I want you to know it’s there. But, did you not know that the other night?
I know that when we’re together, we interact as a couple in love, and when we’re with Avery, we interact like a family.
We limit our reactions to each other. Aside from that – I need sleep.
We don’t need words to communicate. Avery wants you to push and you’re holding a bag and without saying anything I let go of the stroller and you hand me the bag and you start to push and it all happens seamlessly.
Love. I will see you when I see you.
I noticed it too at the same time. Sleep. Night.
I haven’t in?
Let’s hope I do.
You owe me a ring. I want/need to be tied to you in that sense. Not sure about the timing. Just a side thought.
I may have bought you a boat of sorts, I text. But I’m wearing it first.
I want to write the word MARRY on the palm of one hand and the word ME on the palm of my other hand, drive to your apartment, call you when I am downstairs, and ask you to come down for a minute. I would be on one knee, and you would be standing there, and I would draw the W ring on your left ring finger and I would hold up my hands. I think you would say yes because I would be using both hands to propose.
Sail away, sail away, sail away. You’re my guitar hero. Also, Holly and I get coffee together without you. Decaf.
To bond and begin plotting to overthrow me. I’m sure that will be fine.
No, we clearly both love you.
It will be a torch passing. Here’s what I’ve learned in 12 years; good luck figuring out the rest.
You probably can’t even comprehend.
Maybe not. If you want it, then we’ll figure it out.
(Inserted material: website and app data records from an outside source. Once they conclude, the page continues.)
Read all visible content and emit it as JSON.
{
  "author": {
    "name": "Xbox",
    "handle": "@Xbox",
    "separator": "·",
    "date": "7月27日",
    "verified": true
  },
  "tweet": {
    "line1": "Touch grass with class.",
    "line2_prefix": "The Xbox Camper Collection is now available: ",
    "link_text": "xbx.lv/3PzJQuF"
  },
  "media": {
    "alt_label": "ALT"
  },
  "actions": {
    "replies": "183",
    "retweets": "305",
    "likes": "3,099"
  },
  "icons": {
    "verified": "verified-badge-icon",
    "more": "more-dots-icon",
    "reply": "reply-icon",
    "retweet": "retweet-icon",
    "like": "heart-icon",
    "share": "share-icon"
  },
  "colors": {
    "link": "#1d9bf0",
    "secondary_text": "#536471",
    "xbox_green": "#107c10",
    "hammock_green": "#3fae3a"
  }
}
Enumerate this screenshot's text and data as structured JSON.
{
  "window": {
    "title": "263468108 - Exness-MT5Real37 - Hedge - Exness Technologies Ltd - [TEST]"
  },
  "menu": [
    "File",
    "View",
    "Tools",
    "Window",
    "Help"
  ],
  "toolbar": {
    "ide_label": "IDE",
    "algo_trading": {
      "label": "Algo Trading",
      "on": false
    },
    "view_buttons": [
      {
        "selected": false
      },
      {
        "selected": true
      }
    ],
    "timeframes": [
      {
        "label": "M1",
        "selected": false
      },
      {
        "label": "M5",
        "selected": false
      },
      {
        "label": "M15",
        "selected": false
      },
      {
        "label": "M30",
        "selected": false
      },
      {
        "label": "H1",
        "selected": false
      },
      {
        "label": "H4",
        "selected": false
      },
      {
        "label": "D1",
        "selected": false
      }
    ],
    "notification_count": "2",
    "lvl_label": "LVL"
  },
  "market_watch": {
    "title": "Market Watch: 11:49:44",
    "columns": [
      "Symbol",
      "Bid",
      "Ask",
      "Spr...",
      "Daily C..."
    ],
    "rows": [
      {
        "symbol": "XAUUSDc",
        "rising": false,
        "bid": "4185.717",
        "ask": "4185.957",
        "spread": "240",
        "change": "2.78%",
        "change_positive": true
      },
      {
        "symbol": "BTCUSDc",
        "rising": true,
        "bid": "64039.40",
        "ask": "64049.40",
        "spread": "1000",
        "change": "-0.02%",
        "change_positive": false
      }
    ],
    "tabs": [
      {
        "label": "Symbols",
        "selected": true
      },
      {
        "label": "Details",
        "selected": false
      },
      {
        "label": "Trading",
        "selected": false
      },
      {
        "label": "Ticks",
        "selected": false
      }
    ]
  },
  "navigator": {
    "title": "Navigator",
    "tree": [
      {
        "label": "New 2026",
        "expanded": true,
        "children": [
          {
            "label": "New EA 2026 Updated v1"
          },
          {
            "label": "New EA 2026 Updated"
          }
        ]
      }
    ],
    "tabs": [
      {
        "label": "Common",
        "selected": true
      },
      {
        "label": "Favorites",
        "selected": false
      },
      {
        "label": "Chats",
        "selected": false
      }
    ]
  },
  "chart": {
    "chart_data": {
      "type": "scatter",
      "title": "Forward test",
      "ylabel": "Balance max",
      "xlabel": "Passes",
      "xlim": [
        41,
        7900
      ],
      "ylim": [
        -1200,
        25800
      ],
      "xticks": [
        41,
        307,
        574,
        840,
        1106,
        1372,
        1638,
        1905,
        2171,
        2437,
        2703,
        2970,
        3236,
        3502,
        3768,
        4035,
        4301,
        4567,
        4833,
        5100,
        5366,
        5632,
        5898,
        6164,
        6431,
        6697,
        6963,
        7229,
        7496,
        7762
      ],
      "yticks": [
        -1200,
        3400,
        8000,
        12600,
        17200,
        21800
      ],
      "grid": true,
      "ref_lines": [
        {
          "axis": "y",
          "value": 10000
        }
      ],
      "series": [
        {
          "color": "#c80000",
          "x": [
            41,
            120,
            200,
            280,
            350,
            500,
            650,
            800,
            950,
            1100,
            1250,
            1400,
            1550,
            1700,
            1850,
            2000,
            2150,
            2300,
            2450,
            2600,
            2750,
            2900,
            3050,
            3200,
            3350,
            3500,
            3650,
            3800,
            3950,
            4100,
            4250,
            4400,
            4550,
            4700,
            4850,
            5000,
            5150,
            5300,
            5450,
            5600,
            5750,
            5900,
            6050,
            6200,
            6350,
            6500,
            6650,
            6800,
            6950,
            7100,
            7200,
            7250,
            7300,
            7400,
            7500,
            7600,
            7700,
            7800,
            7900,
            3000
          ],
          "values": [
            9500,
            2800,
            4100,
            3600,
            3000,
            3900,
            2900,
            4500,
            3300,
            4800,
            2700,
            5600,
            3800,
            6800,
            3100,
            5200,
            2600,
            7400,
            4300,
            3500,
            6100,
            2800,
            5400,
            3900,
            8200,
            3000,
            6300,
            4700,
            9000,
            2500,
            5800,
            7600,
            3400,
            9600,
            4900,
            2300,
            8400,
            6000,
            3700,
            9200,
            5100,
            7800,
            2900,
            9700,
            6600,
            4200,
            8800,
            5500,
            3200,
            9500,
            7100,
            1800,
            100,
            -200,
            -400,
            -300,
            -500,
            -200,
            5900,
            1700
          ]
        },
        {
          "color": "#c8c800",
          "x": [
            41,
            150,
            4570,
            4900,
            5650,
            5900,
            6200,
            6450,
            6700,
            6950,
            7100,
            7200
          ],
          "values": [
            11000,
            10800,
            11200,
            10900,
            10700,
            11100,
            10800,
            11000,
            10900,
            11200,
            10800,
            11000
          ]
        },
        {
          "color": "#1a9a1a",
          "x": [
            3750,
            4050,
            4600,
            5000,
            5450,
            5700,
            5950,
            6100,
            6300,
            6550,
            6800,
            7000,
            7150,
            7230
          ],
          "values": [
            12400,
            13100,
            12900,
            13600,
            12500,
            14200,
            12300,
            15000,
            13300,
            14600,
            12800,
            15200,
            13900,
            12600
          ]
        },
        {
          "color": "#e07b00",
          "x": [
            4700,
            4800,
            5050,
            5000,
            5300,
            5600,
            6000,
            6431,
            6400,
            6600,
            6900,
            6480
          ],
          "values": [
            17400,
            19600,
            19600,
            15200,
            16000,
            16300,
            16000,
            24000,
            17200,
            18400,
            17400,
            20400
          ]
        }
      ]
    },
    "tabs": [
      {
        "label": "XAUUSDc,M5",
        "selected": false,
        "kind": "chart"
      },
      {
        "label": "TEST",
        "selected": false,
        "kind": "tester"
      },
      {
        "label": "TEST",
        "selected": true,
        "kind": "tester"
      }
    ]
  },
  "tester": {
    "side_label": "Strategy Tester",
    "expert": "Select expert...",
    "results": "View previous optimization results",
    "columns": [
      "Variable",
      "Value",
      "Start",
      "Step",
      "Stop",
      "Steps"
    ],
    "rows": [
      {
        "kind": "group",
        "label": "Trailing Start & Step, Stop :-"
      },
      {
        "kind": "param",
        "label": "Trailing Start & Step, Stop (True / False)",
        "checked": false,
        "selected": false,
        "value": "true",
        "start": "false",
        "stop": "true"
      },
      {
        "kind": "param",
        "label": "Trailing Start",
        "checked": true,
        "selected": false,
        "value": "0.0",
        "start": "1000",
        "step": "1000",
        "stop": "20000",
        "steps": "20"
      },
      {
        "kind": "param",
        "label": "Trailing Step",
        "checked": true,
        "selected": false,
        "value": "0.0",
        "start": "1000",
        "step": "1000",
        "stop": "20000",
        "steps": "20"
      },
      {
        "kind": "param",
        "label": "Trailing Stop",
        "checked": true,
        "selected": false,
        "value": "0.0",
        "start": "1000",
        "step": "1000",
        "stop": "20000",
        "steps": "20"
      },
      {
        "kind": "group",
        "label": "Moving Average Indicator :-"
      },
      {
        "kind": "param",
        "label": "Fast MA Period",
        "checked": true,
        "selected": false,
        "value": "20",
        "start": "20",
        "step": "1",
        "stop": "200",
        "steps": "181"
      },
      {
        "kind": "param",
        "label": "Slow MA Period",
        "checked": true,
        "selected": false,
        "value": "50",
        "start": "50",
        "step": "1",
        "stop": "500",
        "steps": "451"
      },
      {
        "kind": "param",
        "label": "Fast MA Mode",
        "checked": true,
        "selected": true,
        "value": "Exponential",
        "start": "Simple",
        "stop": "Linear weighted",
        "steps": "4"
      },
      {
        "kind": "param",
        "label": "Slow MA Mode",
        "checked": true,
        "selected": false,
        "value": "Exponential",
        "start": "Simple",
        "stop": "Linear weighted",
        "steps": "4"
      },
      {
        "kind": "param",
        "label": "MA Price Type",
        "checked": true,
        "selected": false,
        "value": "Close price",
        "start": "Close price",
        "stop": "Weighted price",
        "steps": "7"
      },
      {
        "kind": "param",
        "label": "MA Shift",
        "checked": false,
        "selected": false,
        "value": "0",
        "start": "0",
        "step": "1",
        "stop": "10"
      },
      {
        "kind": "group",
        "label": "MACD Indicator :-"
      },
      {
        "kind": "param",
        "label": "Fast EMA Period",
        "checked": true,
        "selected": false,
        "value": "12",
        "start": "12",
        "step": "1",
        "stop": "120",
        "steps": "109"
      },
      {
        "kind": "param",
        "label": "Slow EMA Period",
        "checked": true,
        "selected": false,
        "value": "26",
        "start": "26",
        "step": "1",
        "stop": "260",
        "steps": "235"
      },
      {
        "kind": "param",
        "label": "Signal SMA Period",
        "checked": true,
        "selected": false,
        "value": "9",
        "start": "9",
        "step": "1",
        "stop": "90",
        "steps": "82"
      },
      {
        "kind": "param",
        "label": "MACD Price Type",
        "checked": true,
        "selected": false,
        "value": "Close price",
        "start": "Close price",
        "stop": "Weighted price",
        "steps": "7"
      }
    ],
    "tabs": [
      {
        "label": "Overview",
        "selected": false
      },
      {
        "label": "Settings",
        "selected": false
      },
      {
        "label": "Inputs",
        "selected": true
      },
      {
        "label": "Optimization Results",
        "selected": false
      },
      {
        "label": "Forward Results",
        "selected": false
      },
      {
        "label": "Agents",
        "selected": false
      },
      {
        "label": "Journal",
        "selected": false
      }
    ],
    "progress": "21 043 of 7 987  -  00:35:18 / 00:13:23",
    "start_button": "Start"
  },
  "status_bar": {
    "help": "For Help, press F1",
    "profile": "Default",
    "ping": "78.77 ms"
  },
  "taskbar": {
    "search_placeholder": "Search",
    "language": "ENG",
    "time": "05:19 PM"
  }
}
I meant that we both still love you.
You’re my number one best decision for me and my kids.
Night, my rabbit.
Night and really just a PS: You haven’t smelled like you when we’ve hugged. Or maybe I wasn’t close enough to inhale. I will next time.
* * * * *
William Henderson has written for local and national newspapers and magazines, including the Advocate; the Boston Globe; and the Seattle Post-Intelligencer. He earned a Bachelor of Science in Journalism & Communications from the University of Florida, and a Master’s in Fine Arts from Emerson College, where he studied creative non-fiction. He earned a Hearst Award in profile writing in 1998, and various awards from the Washington Press Association, Florida Press Association, and the New England Press Association. Currently, he is a freelance writer, editor, and copyeditor, and a full-time father to his children, Avery and Aurora. He can be reached at firstname.lastname@example.org and through his blog, Henderson House of Cards.
His other Snake-Oil contributions are here.